Biglaw Spending Has Shifted Considerably
Over the past decade, the Biglaw industry has seen its share of dips, dives, and crashes, and has been carefully reconstructed. A number of trends have effected Biglaw firm organization and spending: mergers, expansion of in-house departments, increasing specialization, and more. Though it’s not necessary for attorney-candidates to understand these trends in great detail, spending trends are relevant to understanding how to identify and secure job placements that are an “ideal fit” for the candidate.
Generally speaking, larger Biglaw firms not only face greater outside competition from boutique firms and expanded in-house departments, but must also keep their costs under control as clients become more serious about auditing the “reasonableness” of the legal services they’re provided — simply put, Biglaw firm spending is being scrutinized quite a bit, internally and externally.
This tightening of the belt, so to speak, has forced Biglaw firms to cut certain programs and strategically reduce spending.
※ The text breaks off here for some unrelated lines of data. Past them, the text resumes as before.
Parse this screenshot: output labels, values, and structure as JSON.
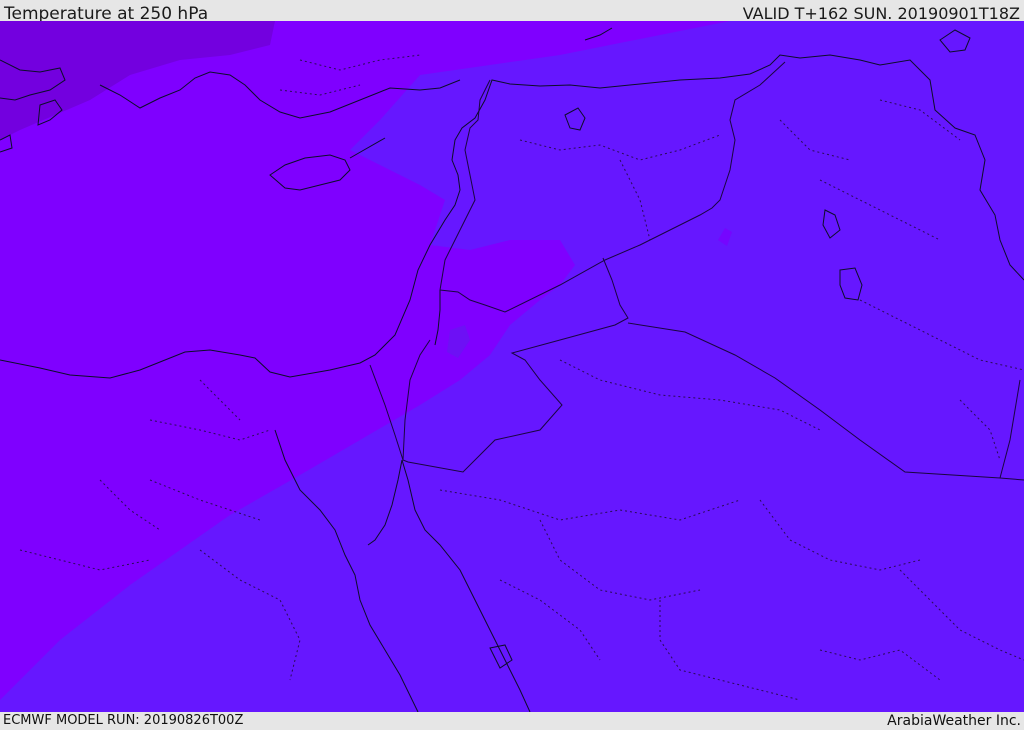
{
  "header": {
    "title": "Temperature at 250 hPa",
    "valid": "VALID T+162 SUN. 20190901T18Z"
  },
  "footer": {
    "model_run": "ECMWF MODEL RUN: 20190826T00Z",
    "credit": "ArabiaWeather Inc."
  },
  "colors": {
    "warm_band": "#6617ff",
    "mid_band": "#7f00ff",
    "cold_band": "#7300df",
    "coast": "#0d0d2a",
    "borders": "#2a0a55",
    "chrome": "#e6e6e6"
  }
}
Support personnel, entry-level attorneys, and related infrastructure are frequent victims of this slash-and-burn strategy. We are seeing many Biglaw firms rely increasingly on fewer attorneys to perform a range of tasks that would otherwise be handled by a team of support personnel (and junior attorneys).
How Deteriorating Law Firm Support Affects Attorneys
Reduced spending, budget cuts, and deteriorating support infrastructure in the Biglaw context has had an undeniable effect on the workplace experience for attorneys — though some might consider it an opportunity.
As a general rule, Biglaw attorneys must be more self-reliant than ever before. In some Biglaw firms, you will be required to perform extensive research on your own due to the limited presence of support personnel. Project management skills are rendered more valuable as a result. Attorneys who can effectively manage their projects (despite the support issues) can demonstrate their value to the organization.
Not all Biglaw firms have necessarily cut their spending with regard to support personnel and infrastructure. If you are not a “self-starter,” or if you have no interested in shouldering additional project management responsibilities, then you will fare better with a position at a Biglaw firm that has maintained a comprehensive support infrastructure. If you believe that you can effectively juggle those responsibilities, and that you might actually be able to do so more effectively than others, then it might be a sensible decision to transition to a Biglaw firm that has cultivated a “leaner” organization.
Contact an Experienced Los Angeles Legal Recruiter for Further Assistance
Biglaw has gone through a seismic shift in recent years as firms reallocate spending (in the wake of industry shakeups, particularly with regard to in-house expansions). Support personnel and infrastructure are often the first casualties of budget cuts intended to make a firm or other organization more “lean” overall. If you are transitioning to a new firm, then you’ll want to consider the influence of support infrastructure (or the lack thereof) on your ability to perform tasks efficiently and effectively.
Are you interested in exploring potential opportunities with Biglaw firms in California? We encourage you to contact our experienced Los Angeles legal recruiters here at Garb Jaffe & Associates. Each of our recruiters have a long and consistent track record of success in securing ideal Biglaw placements for attorney-candidates. We work closely with our clients from the very beginning of the recruitment process, helping with resume development, targeted networking, and overall application assistance.
Call (310) 207-0727 to speak with one of the legal recruiters here at Garb Jaffe & Associates about your potential job transition. We will evaluate your candidacy and help determine next steps.